My friend Kris is writing a journal entry every day in 2010. As she posts them via Facebook, I have been reading her entries almost daily. Sometimes entries are about work, or being the parent of a marching band student (which this band nerd and band director’s wife really enjoys!). Sometimes entries offer contemplation on the weightier issues in life, and, well sometimes, it’s just on the weighty issue of Tootsie Roll candy in the cubicle next door! One such entry combined both work antics and food news recently and it was predicated by a thought for the day: Food is our common ground, a universal experience. ~James Beard
This next Sunday, October 3, 2010 is “World Communion Sunday.” In light of the observance, these words offer confirmation of why it is important to share this “common ground” as Christians.
With origins in Presbyterian congregations as far back as 1936, World-Wide Communion Sunday, as it was called back then, was initiated with the purpose of bringing together churches of all denominations in the United States and around the world to affirm Jesus Christ as head of the greater “Church.” Today, denominations observe this sacrament in a number of different ways, in various settings and practices. Some share in this holy sacrament weekly, others only once a month, and still others only on special celebration days of the church, yet all recognize that our host for our gathering is Jesus Christ.
Christians of all creeds, colors and denominations are invited to a table together.
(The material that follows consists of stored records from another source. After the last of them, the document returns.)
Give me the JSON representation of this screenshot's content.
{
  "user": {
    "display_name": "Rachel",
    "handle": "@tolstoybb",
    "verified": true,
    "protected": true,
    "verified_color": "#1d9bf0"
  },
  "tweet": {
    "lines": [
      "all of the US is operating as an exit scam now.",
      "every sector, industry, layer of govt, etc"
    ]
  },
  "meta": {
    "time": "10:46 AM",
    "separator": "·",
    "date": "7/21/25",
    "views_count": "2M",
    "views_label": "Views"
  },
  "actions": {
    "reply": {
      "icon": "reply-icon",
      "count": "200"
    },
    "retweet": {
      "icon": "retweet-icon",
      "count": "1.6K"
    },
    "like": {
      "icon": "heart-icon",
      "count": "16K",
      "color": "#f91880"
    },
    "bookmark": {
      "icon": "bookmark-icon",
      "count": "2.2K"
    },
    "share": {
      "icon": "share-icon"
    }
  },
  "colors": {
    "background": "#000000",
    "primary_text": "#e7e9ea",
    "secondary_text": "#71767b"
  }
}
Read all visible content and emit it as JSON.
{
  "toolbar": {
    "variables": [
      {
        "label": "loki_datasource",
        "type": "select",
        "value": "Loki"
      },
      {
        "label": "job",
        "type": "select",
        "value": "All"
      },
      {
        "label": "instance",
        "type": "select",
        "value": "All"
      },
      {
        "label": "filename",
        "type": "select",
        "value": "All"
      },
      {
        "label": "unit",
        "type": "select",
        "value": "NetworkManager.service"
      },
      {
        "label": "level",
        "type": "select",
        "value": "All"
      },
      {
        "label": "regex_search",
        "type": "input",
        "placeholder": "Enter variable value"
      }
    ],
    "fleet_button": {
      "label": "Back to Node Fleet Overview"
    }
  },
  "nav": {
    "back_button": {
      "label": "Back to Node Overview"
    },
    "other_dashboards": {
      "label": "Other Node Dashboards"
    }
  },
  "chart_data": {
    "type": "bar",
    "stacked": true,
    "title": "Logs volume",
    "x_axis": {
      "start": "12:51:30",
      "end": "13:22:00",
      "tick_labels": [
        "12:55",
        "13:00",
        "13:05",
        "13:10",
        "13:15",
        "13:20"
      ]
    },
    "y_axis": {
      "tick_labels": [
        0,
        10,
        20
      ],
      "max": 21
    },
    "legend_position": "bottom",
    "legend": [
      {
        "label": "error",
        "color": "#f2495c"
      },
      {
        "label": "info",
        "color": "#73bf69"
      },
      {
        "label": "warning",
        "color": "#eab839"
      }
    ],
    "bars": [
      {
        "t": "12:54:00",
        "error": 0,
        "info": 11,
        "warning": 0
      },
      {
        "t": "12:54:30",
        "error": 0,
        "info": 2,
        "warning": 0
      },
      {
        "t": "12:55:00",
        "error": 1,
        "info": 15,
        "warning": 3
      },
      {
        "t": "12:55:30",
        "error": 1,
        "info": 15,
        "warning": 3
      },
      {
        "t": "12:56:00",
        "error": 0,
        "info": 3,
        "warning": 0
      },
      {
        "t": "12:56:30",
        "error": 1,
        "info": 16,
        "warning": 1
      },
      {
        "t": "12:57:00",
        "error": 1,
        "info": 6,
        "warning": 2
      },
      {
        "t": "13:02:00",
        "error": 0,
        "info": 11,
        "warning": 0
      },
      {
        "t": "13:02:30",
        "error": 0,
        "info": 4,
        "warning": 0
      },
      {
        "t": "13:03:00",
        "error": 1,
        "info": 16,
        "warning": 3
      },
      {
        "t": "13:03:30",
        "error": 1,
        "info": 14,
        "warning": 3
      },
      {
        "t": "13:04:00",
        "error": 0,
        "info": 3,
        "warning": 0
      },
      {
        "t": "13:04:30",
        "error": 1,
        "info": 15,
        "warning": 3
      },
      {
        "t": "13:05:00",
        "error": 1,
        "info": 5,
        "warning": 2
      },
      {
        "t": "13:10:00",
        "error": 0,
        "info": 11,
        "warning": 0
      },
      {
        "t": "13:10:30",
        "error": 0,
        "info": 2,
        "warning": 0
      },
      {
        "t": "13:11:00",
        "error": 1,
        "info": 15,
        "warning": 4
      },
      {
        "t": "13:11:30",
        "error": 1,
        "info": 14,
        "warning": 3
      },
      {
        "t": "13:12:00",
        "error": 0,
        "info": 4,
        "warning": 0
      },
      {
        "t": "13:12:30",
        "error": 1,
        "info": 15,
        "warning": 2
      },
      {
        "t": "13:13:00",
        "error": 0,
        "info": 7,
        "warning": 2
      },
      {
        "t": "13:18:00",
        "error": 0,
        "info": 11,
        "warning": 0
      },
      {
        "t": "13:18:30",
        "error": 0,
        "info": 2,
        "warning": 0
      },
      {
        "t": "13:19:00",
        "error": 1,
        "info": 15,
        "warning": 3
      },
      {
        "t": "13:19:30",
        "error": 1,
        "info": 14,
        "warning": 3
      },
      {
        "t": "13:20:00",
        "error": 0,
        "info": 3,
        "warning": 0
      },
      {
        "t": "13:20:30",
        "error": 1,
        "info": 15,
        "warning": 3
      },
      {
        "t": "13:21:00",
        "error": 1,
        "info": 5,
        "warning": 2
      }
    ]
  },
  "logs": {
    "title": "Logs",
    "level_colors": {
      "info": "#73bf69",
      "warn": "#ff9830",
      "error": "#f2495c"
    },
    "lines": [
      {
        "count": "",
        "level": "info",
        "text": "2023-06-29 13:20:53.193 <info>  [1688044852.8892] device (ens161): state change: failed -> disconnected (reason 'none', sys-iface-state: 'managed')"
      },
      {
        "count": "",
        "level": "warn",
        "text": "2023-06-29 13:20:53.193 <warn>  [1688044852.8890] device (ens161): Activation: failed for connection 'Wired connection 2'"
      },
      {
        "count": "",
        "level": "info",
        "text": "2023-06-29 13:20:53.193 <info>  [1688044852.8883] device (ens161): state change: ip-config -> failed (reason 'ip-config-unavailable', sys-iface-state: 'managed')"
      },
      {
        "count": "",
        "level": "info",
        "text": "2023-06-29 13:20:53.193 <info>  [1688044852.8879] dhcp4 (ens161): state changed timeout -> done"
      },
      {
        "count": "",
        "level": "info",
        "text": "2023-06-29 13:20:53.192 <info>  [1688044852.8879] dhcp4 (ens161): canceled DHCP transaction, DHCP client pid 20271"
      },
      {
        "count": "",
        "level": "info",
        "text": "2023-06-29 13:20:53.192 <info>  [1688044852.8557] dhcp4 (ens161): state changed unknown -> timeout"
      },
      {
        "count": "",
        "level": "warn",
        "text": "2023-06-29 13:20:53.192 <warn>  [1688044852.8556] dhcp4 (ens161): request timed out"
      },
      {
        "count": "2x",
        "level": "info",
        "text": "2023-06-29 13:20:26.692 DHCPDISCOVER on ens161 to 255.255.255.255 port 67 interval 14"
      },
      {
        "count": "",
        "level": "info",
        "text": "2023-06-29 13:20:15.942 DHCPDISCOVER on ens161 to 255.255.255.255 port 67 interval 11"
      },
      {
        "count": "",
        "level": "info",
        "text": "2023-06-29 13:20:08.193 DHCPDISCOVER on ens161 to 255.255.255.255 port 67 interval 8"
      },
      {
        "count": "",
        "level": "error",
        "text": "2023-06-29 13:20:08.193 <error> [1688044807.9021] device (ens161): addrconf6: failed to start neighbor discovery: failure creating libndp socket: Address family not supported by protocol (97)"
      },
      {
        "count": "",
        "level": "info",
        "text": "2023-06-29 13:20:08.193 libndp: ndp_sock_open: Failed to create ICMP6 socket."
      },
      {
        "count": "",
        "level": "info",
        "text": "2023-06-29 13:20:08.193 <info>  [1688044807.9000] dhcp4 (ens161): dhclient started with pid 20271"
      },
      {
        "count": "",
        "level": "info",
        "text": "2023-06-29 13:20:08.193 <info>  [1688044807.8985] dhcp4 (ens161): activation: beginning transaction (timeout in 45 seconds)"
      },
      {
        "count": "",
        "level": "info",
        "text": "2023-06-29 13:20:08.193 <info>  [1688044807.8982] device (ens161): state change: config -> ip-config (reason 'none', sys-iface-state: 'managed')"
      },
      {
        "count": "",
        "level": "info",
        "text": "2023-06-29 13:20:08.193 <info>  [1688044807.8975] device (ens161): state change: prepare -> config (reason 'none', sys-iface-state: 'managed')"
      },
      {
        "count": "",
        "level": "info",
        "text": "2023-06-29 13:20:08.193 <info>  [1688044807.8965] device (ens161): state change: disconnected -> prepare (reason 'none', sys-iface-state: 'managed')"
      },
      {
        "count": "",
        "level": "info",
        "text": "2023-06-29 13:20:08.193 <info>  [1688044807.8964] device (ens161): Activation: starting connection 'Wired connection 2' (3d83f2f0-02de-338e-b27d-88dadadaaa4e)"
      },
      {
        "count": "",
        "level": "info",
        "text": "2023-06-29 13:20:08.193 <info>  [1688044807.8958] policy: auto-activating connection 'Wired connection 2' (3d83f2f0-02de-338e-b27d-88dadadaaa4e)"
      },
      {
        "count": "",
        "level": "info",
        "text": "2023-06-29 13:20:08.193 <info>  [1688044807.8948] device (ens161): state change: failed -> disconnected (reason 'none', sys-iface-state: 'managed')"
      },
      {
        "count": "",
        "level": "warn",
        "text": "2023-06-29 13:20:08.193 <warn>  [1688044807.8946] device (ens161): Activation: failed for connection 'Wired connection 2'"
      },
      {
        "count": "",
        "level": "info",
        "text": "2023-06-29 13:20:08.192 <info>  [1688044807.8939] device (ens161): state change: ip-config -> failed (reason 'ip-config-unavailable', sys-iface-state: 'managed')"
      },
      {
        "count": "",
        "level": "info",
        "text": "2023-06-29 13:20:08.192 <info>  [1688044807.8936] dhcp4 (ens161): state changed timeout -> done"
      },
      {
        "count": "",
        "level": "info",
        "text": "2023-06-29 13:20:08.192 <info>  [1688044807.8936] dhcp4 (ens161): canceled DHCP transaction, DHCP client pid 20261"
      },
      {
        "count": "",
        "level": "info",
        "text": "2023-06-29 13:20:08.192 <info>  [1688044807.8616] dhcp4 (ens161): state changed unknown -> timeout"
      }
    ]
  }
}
It matters not how we met the host or who we know that knows someone who knows him. We are not invited because of our merits and we are certainly not included because our theology matters to him, for he invites us one and all regardless of and in spite of our theology. We are all present because we have accepted the invitation to the table of Communion and as such we can celebrate our “common” “union” in Christ, to Christ, through Christ and with Christ.
Few events in recent days have dared to affirm any common ground in this “us against them,” sensationalistic society. In a note written in 2007 to her community of faith, Carol L. Pavlik of the United Churches of Christ wrote these words:
World Communion Sunday may come and go without much fanfare, foregoing celebrity hype and lacking attention-grabbing scandal. But in an increasing [sic] globalized world, where differences can be divisive, sharing in the elements of the Lord's Supper is the quiet constant that unites believers of Christ.
In a time when fear seizes the hearts of many peoples of the world, we are given an opportunity to respond to an invitation borne out of love, hope and peace. What great joy awaits us when we celebrate with Christians in every culture and denomination, breaking the bread and pouring the cup together this week. We will indeed be a whole body of believers –One in Christ. As we transcend the divisions of this world and look to Christ in that moment, surely he who is the Prince of Peace will be well pleased in his children.
Thanks be to God.